A Soviet artilleryman blown up at Kursk

6th July 1943: A Soviet artilleryman blown up at Kursk

The last plane dove directly upon our battery and released its bomb load. One of the bombs flew directly at my dugout. I saw my own unavoidable death approaching, but I could do nothing to save myself: there was not enough time.
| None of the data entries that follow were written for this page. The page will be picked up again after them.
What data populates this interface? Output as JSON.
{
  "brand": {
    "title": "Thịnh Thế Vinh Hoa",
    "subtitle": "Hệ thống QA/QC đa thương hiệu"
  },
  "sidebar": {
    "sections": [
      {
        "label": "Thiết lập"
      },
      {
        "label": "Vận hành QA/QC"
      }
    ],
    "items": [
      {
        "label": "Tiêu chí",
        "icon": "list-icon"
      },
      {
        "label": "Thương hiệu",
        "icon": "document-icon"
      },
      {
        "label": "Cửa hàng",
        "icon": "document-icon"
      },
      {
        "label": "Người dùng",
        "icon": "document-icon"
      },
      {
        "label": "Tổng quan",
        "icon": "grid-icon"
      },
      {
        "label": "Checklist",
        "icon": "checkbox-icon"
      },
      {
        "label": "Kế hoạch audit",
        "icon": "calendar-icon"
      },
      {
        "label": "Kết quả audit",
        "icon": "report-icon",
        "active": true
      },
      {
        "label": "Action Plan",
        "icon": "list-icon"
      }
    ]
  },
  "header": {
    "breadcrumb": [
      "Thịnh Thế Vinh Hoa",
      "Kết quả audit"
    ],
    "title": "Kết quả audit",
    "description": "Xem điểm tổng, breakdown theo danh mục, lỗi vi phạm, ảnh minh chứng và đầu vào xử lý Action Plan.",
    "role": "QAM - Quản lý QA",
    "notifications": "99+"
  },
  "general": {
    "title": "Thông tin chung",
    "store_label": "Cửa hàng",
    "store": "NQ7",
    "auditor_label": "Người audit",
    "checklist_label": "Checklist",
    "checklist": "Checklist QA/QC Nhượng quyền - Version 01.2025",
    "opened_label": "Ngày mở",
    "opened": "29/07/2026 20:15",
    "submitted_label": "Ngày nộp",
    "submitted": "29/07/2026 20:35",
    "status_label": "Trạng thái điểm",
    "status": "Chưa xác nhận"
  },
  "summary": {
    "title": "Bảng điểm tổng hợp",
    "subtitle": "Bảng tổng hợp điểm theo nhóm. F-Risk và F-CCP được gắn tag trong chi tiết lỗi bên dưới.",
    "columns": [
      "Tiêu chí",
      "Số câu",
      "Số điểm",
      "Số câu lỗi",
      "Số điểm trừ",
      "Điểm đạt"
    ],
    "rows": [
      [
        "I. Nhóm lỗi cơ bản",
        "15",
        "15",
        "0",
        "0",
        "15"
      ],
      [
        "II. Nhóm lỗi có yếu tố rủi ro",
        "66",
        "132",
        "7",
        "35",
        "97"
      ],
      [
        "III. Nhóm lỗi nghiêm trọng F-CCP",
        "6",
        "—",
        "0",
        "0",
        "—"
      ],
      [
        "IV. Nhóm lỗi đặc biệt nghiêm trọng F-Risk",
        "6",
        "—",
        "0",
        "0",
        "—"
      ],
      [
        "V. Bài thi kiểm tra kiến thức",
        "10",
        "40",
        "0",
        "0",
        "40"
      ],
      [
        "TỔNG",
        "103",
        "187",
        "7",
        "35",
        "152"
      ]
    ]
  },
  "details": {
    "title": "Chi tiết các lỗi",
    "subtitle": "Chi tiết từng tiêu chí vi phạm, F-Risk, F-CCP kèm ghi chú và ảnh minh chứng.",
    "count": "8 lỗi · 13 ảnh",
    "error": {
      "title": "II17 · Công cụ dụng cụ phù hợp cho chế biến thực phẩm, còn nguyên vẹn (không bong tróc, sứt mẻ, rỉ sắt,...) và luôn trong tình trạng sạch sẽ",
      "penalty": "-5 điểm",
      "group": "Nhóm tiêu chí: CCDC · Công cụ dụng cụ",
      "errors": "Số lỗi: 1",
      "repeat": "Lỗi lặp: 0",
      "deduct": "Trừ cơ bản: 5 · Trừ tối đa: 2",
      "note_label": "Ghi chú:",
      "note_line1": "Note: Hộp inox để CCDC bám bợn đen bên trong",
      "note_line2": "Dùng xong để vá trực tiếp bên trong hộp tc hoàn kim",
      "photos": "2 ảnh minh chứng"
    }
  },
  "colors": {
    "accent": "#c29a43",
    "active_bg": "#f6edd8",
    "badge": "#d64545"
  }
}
It would take me five to six seconds to reach a different shelter, but the bomb had been released close to the ground, and needed only one or two seconds to reach the earth – and me.




The last German offensive in the East: Operation Citadel
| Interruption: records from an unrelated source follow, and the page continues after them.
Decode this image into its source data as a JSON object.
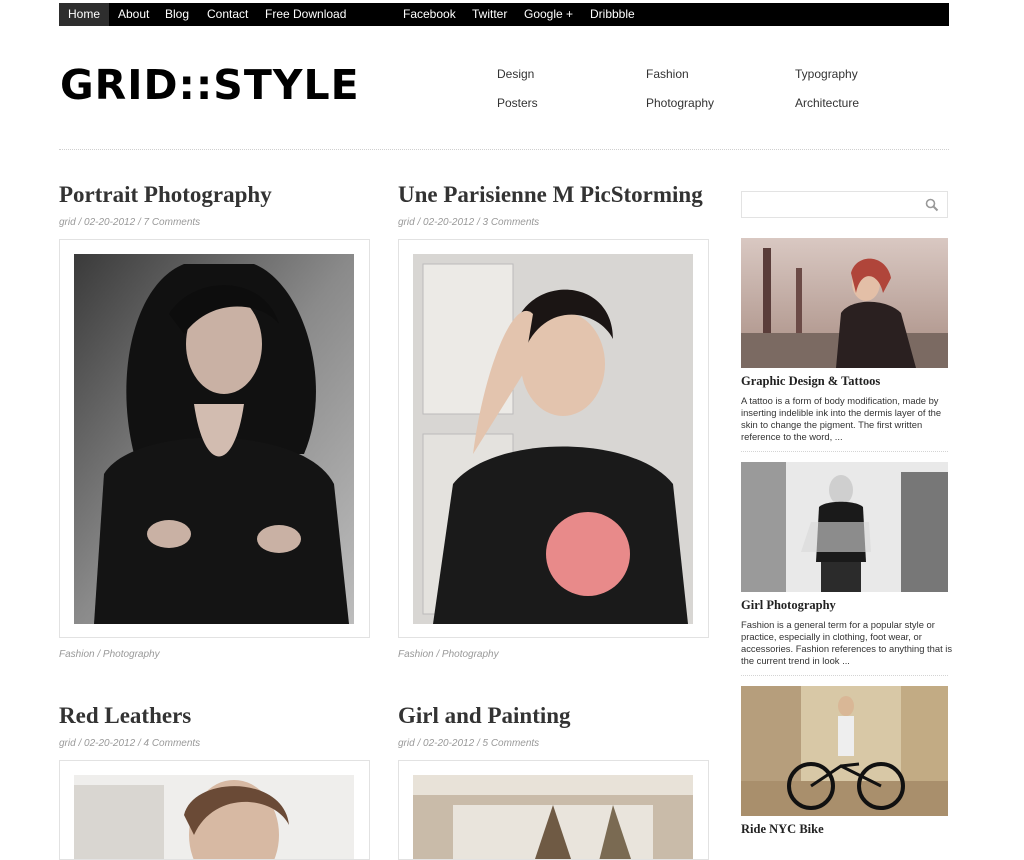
{
  "nav": {
    "items": [
      "Home",
      "About",
      "Blog",
      "Contact",
      "Free Download"
    ],
    "social": [
      "Facebook",
      "Twitter",
      "Google +",
      "Dribbble"
    ]
  },
  "logo": "GRID::STYLE",
  "categories": [
    "Design",
    "Fashion",
    "Typography",
    "Posters",
    "Photography",
    "Architecture"
  ],
  "posts": [
    {
      "title": "Portrait Photography",
      "meta": "grid / 02-20-2012 / 7 Comments",
      "tags": "Fashion / Photography"
    },
    {
      "title": "Une Parisienne M PicStorming",
      "meta": "grid / 02-20-2012 / 3 Comments",
      "tags": "Fashion / Photography"
    },
    {
      "title": "Red Leathers",
      "meta": "grid / 02-20-2012 / 4 Comments"
    },
    {
      "title": "Girl and Painting",
      "meta": "grid / 02-20-2012 / 5 Comments"
    }
  ],
  "search": {
    "placeholder": "",
    "icon": "search-icon"
  },
  "sidebar": {
    "items": [
      {
        "title": "Graphic Design & Tattoos",
        "text": "A tattoo is a form of body modification, made by inserting indelible ink into the dermis layer of the skin to change the pigment. The first written reference to the word, ..."
      },
      {
        "title": "Girl Photography",
        "text": "Fashion is a general term for a popular style or practice, especially in clothing, foot wear, or accessories. Fashion references to anything that is the current trend in look ..."
      },
      {
        "title": "Ride NYC Bike"
      }
    ]
  },
  "colors": {
    "topbar": "#000000",
    "accent": "#333333",
    "meta": "#999999"
  }
}
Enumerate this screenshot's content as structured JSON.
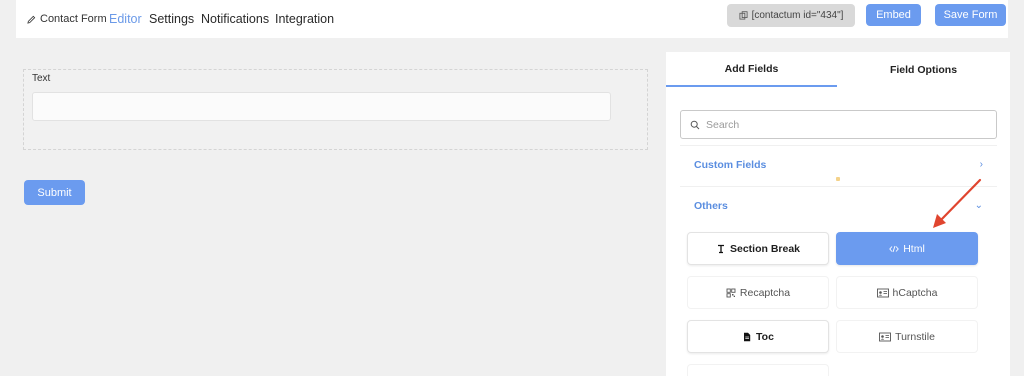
{
  "header": {
    "breadcrumb": "Contact Form",
    "nav": [
      "Editor",
      "Settings",
      "Notifications",
      "Integration"
    ],
    "shortcode": "[contactum id=\"434\"]",
    "embed_label": "Embed",
    "save_label": "Save Form"
  },
  "canvas": {
    "field_label": "Text",
    "submit_label": "Submit"
  },
  "panel": {
    "tabs": [
      "Add Fields",
      "Field Options"
    ],
    "search_placeholder": "Search",
    "sections": [
      {
        "title": "Custom Fields",
        "state": "collapsed"
      },
      {
        "title": "Others",
        "state": "expanded"
      }
    ],
    "fields": [
      {
        "label": "Section Break",
        "icon": "text-cursor-icon"
      },
      {
        "label": "Html",
        "icon": "code-icon"
      },
      {
        "label": "Recaptcha",
        "icon": "qr-icon"
      },
      {
        "label": "hCaptcha",
        "icon": "id-card-icon"
      },
      {
        "label": "Toc",
        "icon": "document-icon"
      },
      {
        "label": "Turnstile",
        "icon": "id-card-icon"
      }
    ]
  },
  "colors": {
    "accent": "#6b9bef",
    "link": "#5b8ee0",
    "arrow": "#e0452f"
  }
}
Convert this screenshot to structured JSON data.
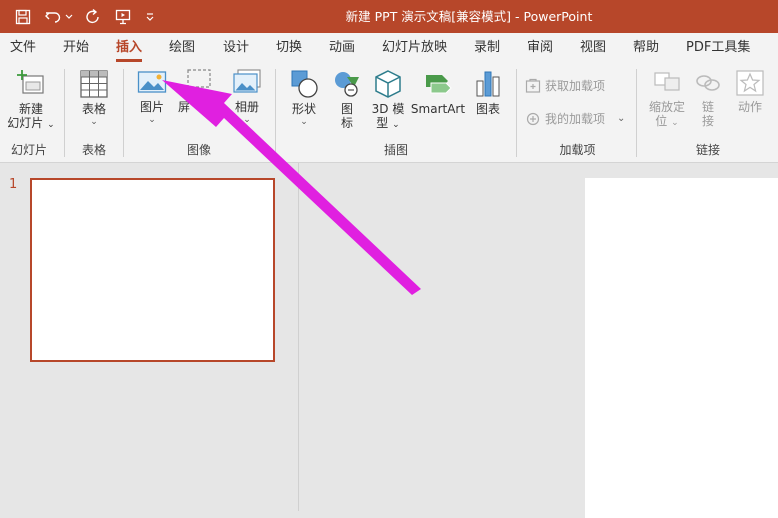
{
  "window": {
    "doc_title": "新建 PPT 演示文稿[兼容模式]  -  PowerPoint",
    "accent_color": "#b7472a",
    "qat_icons": [
      "save-icon",
      "undo-icon",
      "redo-icon",
      "present-icon",
      "customize-icon"
    ]
  },
  "tabs": [
    {
      "label": "文件"
    },
    {
      "label": "开始"
    },
    {
      "label": "插入",
      "active": true
    },
    {
      "label": "绘图"
    },
    {
      "label": "设计"
    },
    {
      "label": "切换"
    },
    {
      "label": "动画"
    },
    {
      "label": "幻灯片放映"
    },
    {
      "label": "录制"
    },
    {
      "label": "审阅"
    },
    {
      "label": "视图"
    },
    {
      "label": "帮助"
    },
    {
      "label": "PDF工具集"
    }
  ],
  "ribbon": {
    "new_slide": {
      "line1": "新建",
      "line2": "幻灯片"
    },
    "table": {
      "label": "表格"
    },
    "picture": {
      "label": "图片"
    },
    "screenshot_partial": "屏",
    "screenshot_partial2": "图",
    "album": {
      "label": "相册"
    },
    "shapes": {
      "label": "形状"
    },
    "icons": {
      "line1": "图",
      "line2": "标"
    },
    "model3d": {
      "line1": "3D 模",
      "line2": "型"
    },
    "smartart": {
      "label": "SmartArt"
    },
    "chart": {
      "label": "图表"
    },
    "get_addins": {
      "label": "获取加载项"
    },
    "my_addins": {
      "label": "我的加载项"
    },
    "zoom": {
      "line1": "缩放定",
      "line2": "位"
    },
    "link": {
      "line1": "链",
      "line2": "接"
    },
    "action": {
      "label": "动作"
    },
    "groups": {
      "slides": "幻灯片",
      "tables": "表格",
      "images": "图像",
      "illustrations": "插图",
      "addins": "加载项",
      "links": "链接"
    }
  },
  "slides_pane": {
    "slide_number": "1"
  },
  "annotation": {
    "arrow_color": "#e020e0"
  }
}
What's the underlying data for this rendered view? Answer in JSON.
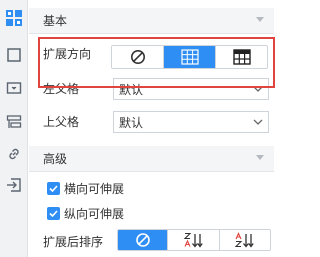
{
  "sidebar": {
    "items": [
      {
        "icon": "cell-expand-icon",
        "active": true
      },
      {
        "icon": "square-frame-icon",
        "active": false
      },
      {
        "icon": "widget-icon",
        "active": false
      },
      {
        "icon": "layers-icon",
        "active": false
      },
      {
        "icon": "link-icon",
        "active": false
      },
      {
        "icon": "import-icon",
        "active": false
      }
    ]
  },
  "basic": {
    "title": "基本",
    "expand_direction": {
      "label": "扩展方向",
      "options": [
        "none",
        "vertical",
        "horizontal"
      ],
      "selected": "vertical"
    },
    "left_parent": {
      "label": "左父格",
      "value": "默认"
    },
    "top_parent": {
      "label": "上父格",
      "value": "默认"
    }
  },
  "advanced": {
    "title": "高级",
    "horizontal_stretch": {
      "label": "横向可伸展",
      "checked": true
    },
    "vertical_stretch": {
      "label": "纵向可伸展",
      "checked": true
    },
    "sort_after_expand": {
      "label": "扩展后排序",
      "options": [
        "none",
        "ascending",
        "descending"
      ],
      "selected": "none"
    }
  },
  "colors": {
    "accent": "#2f8ef4",
    "highlight_border": "#e0443e",
    "sidebar_bg": "#f1f2f4",
    "header_bg": "#f4f5f7"
  }
}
5th July 1943: The last German offensive in the East: Operation Citadel

Having ordered the gunlayer to keep one of the tanks, which had come to the fore and was moving towards our vehicle, in his gunsight, I quickly checked the other guys in my crew: Valeriy Korolev was seemingly composed and had his right hand on the gun’s trigger; Plaksin and Emelyan Ivanovich kept their eyes glued to the enemy tanks through their vision slits and were noticeably anxious; the driver-mechanic Vitya Oleinik was agitated, and his hands were idly grabbing and releasing the clutch levers, but at such a tense moment this was natural.




A surprise from the US 7th Division artillery

22 May 1943: A surprise from the US 7th Division artillery

A great flash ripped out of the very center of the tiny group, followed almost instantly by three other flashes, totally engulfing the five figures in a heaving mass of flying hunks of muck and smoke and rocks. The smoke hung in a big puff over the ripped area of our base point, and we could see five little piles of fabric lighter than the black holes over which they were scattered before the boom! baroomboom! of the explosions reached our ears.




Gunner Milligan survives a German artillery ‘stonk’

8th April 1943: Gunner Milligan survives a German artillery ‘stonk’

Behind him a stiff, bitter-faced Afrika Korp Oberlieutenant marched with all the military dignity he could muster, none of his men looked like the master-race. As they passed, our lads stood up in their fox-holes farting, and giving Nazi salutes; recalling the ritual of ancient conquerors riding on a palanquin and parading their prisoners of war behind them. Here there were shouts of ‘you square-head bastards’ and ‘I bet we could beat you at fucking football as well.’




The Tunisian ‘Left Hook’ goes in

21st March 1943: The Tunisian ‘Left Hook’ goes in

We would cut them up for dog`s meat, All around, our anti-aircraft guns and automatic fire opened up. One plane crashed immediately. I had time to watch only one other lumbering towards us on fire. A parachute blossomed, then another appeared but tangled on opening. As the poor devil, apparently on fire, hurtled earthwards and thumped into the ground to burst near us, we all cheered, and cheered again as the bomber with the rest of the crew inside also hit the ground, exploded into flame and in a single ‘whoosh’ incinerated the crew.




Under shellfire during attack on the Mareth Line

16th March 1943:Under shellfire during attack on the Mareth Line

I don`t know what time it was when we crossed the Wadi Zeuss and got into the gap in the enemy minefield. Time lost its ordinary values, even tho’ I did check it frequently on the luminous face of my watch. The minefield gap lay just the other side of a marsh and was a thin lane marked by white tapes and lighted by tiny lights which seemed to shine like beacons.




155th Battery R.A. hold German attack at Sidi Nsir

26th February 1943: 155th Battery RA and Hampshires hold 10th Panzer at Sidi Nsir

Lieutenant Taylor and Sergeant Henderson (both of F Troop) in particular stood out by reason of their undaunted offensive spirit and the inspiring example they set. Sergeant Henderson was the No 1 of No 1 gun, specially placed on the top of the slope to deal with enemy tanks trying to use the Mateur-Sidi Nsir road. Taylor was the only officer on F Troop position, and he fought there until he was killed.




Welcome to the British Army in North Africa

19th January 1943: Welcome to the British Army in North Africa

It was a vast concrete arena. We queued for an hour. When that had passed we queued for blankets. Next, find somewhere to sleep, like a football stadium in North Africa. We dossed down on the terraces. After ship`s hammocks it was murder. If only, if only I had a grand piano. I could have slept in that.




Royal Artillery open up for another attack

16th January 1943: Royal Artillery open up for another attack

The Jocks (ours are Gordons and Black Watch) are I suppose forming up, and somewhere a few thousand yards ahead, Germans and Italians know something is in the wind but not that an hour from now a curtain of steel and an armoured wall will move in to destroy them. The enemy guns are nervously banging away all the time. We are completely silent.




A grim ‘Heilig Abend’ in Stalingrad

24th December 1942: A grim ‘Heilige Abend’ in Stalingrad

A little later, the crackly loudspeaker transmitted a Christmas message from the Forces’ radio station in Germany. It was being broadcast everywhere from the North Pole to Africa. At that time an enormous part ofthe world belonged to us.
When Stalingrad was called we began to tremble though we were indoors in the warm that evening.